It isn’t surprising that extremist anti-Israel groups like If Not Now and J Street would participate in this lunacy. But the largest Jewish organization in North America, the Union for Reform Judaism, is one of the event’s cosponsors. They even retweeted an announcement by the organizers of this event, and added their own words, asking people to “… Join us and thousands of others from all over the world as we join together in peace.”

One of the feelings invoked in me by yom ha’atzmaut is that the re-establishment and survival of a sovereign Jewish state in our historic homeland is a highly unique and remarkable event. If I were a religious person, I would say it is miraculous. Surely it was accomplished at great cost, and it continues to exact a cost in blood. We owe so much to the families who have lost their sons and daughters in the struggle against an implacable enemy, that to mourn the very ones that ripped the hearts out of those families is an obscenity.

The long struggle has been too much for some of us, and there are those who have descended into a syndrome of madness, who choose to draw close to their murderers by adopting their point of view. They hope, perhaps, that by sacrificing their own people they will purify themselves from the evil they have come to believe is inherent in their nation-state, and if truth be told, in themselves as Jews.

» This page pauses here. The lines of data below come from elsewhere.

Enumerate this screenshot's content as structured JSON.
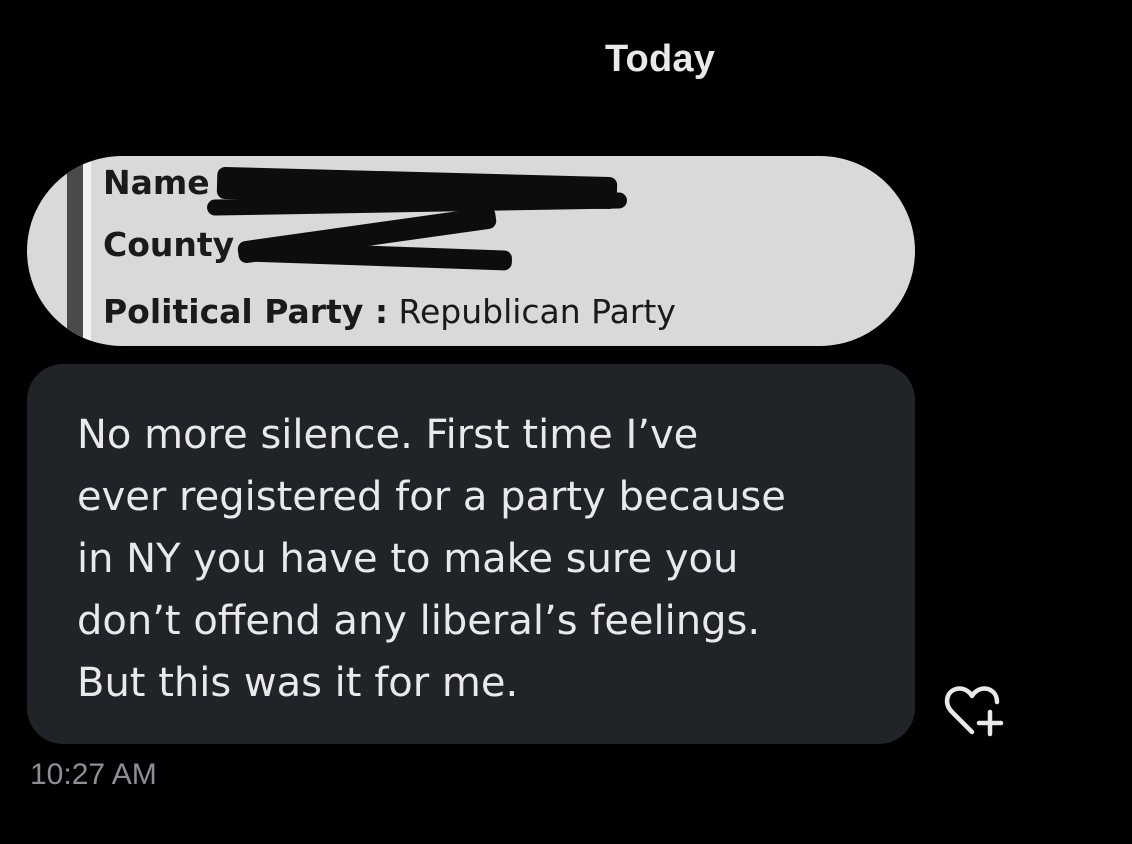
{
  "conversation": {
    "date_header": "Today"
  },
  "image_message": {
    "fields": [
      {
        "label": "Name",
        "separator": ":",
        "value": ""
      },
      {
        "label": "County",
        "separator": ":",
        "value": ""
      },
      {
        "label": "Political Party :",
        "value": "Republican Party"
      }
    ],
    "name_label": "Name",
    "county_label": "County",
    "party_label": "Political Party :",
    "party_value": "Republican Party"
  },
  "text_message": {
    "body": "No more silence. First time I’ve\never registered for a party because\nin NY you have to make sure you\ndon’t offend any liberal’s feelings.\nBut this was it for me.",
    "timestamp": "10:27 AM"
  },
  "icons": {
    "react": "heart-plus-icon"
  },
  "colors": {
    "background": "#000000",
    "bubble": "#202327",
    "text": "#e7e9ea",
    "muted": "#8b9096"
  }
}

By forcing themselves to empathize with those who are capable of shooting Jewish children, they believe that they will be better humans, and therefore find a way to communicate with the Other so as to bring peace.

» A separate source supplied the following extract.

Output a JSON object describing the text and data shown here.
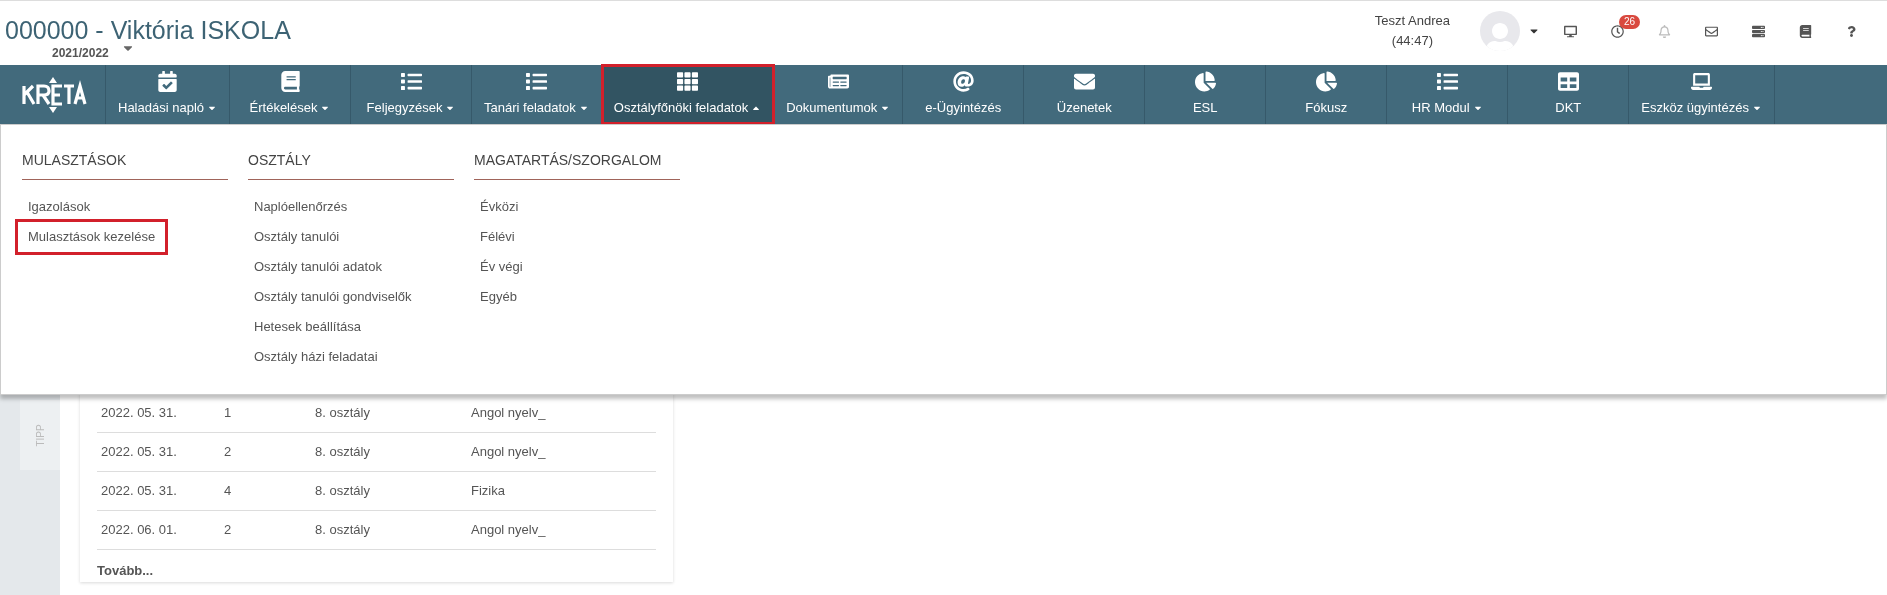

But at the end of the day, this strategy always fails; and they find themselves alone, estranged from their people, while still despised by their enemies.

This entry was posted in American Jews, Israeli Society, Post-Zionism, Terrorism. Bookmark the permalink.

4 Responses to Mourning for Terrorists

  1. Sidney Orr says:

    Be well…

  2. Stuart Kaufman says:

    “I cannot understand why an Israeli Jew or indeed any Jew would mourn for those who met their ends when they murdered or attempted to murder us.”

    Neither can I. We have such Jews right here in Charleston. The governing body of the Reform movement is one of the sponsors of this obscenity. Do you wonder why I detest the Reform movement with every fiber in my body?

  3. ScottR says:

    Mind boggling! Well at least we can disprove the stereotype that (most) Jews are smart.

  4. ScottR says:

    For those of you who want to hear the same tragic story, Humorously presented by Caroline Glick, watch the Latma 2020 Episode 6 video (fast forward to the 11:00 minute mark). It is brilliant in its succinct, hilarious restatement of this post!

    Just search in YouTube for the video.

Comments are closed.